H1N1 deaths increase, vaccines running low
(AP Photo/Paul Sancya)
US News and World Report said yesterday (Oct 30, 2009) that 114 deaths, from 2009 H1N1, have occured in children, with 19 of those having happened in the last week (read more). With the number of deaths rising as more are exposed to the flu, and limited supplies of vaccine, there are many concerns and questions in people's minds. Today, in Allentown, PA, the lines for the vaccine wrapped outside the building and around the corner with people arriving 2 hours before scheduled to get in line to receive the vaccine.
One of the questions people have is why H1N1 seems to have no rhyme and reason when it comes to those who die from it. KSL.com reported, in an article By John Daley, on the death of a 52 year old University teacher: "State health officials say it's only a small subset of those who get sick with H1N1 who die. Those fatal cases often involve the one-two punch of the H1N1 virus combined with a bacterial infection, just like the illness that claimed the life of a popular Weber State University teacher this week.
The death of 52-year-old math teacher Diane Pugmire left colleagues like Dixie Blackinton stunned, because Diane seemed so healthy.
"I had no idea she was sick," Blackinton said.
After taking a nap Monday, Diane complained of difficulty breathing, was taken to the hospital and soon was fighting to survive."

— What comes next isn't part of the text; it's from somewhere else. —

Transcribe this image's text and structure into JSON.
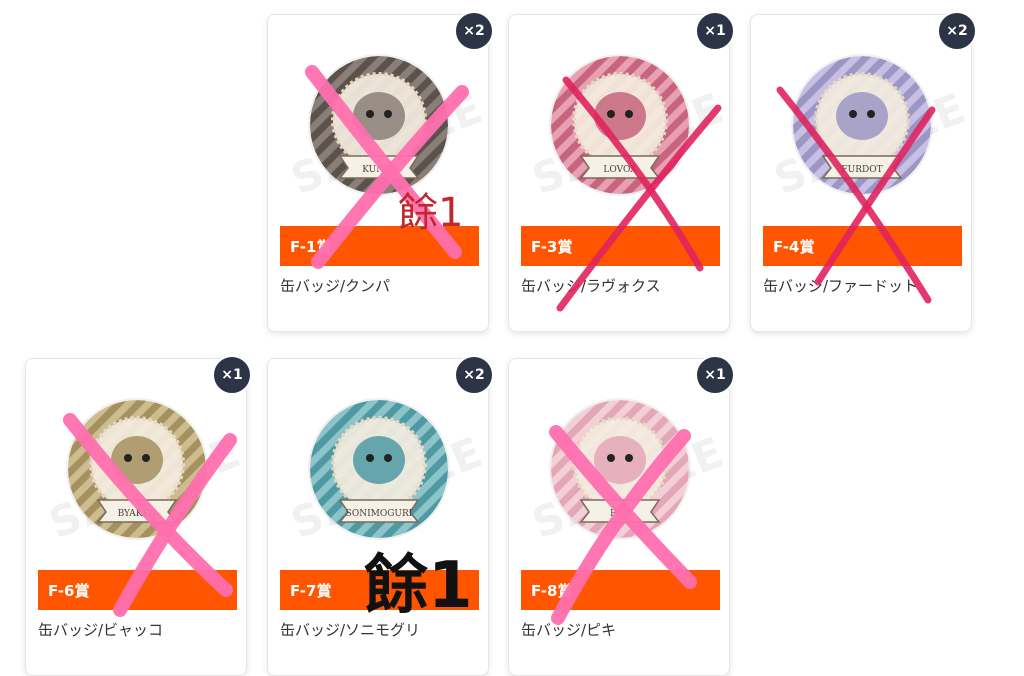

Dr. Anne Schuchat who is the director of the U.S. Centers for Disease Control and Prevention's National Center for Immunization and Respiratory Diseases, is quoted By Steven Reinberg of US News and World Report as saying: "Among adults hospitalized with the H1N1 swine flu, 45 percent did not have a pre-existing medical problem and 6 percent were pregnant. Among hospitalized children, 5.8 percent had sickle anemia or another blood disorder...The most common underlying conditions [for children] were asthma and chronic lung disease, neuromuscular diseases and sickle cell or other blood disorders (read more)."
So, why are people who appear to be healthy dying so suddenly? Research by the Imperial College London say that the virus from the H1N1 flu goes deeper into the lungs than the seasonal flu suggesting this is one of the reasons it causes more severe problems (read more). A study done by University of Michigan also suggests that those who have a serious case of swine flu are at a greater risk for blood clots in the lungs (for more info).
Most cases of H1N1 are mild but as more and more people are exposed the number of serious cases will increase because there will be more cases of the flu overall. In more serious cases most people's symptoms increase over four days before they are hospitalized but then they become critically ill very quickly, generally going into ICU within 48 hours of being hospitalized.
For a link to a video that shows how the virus attacks the body click here.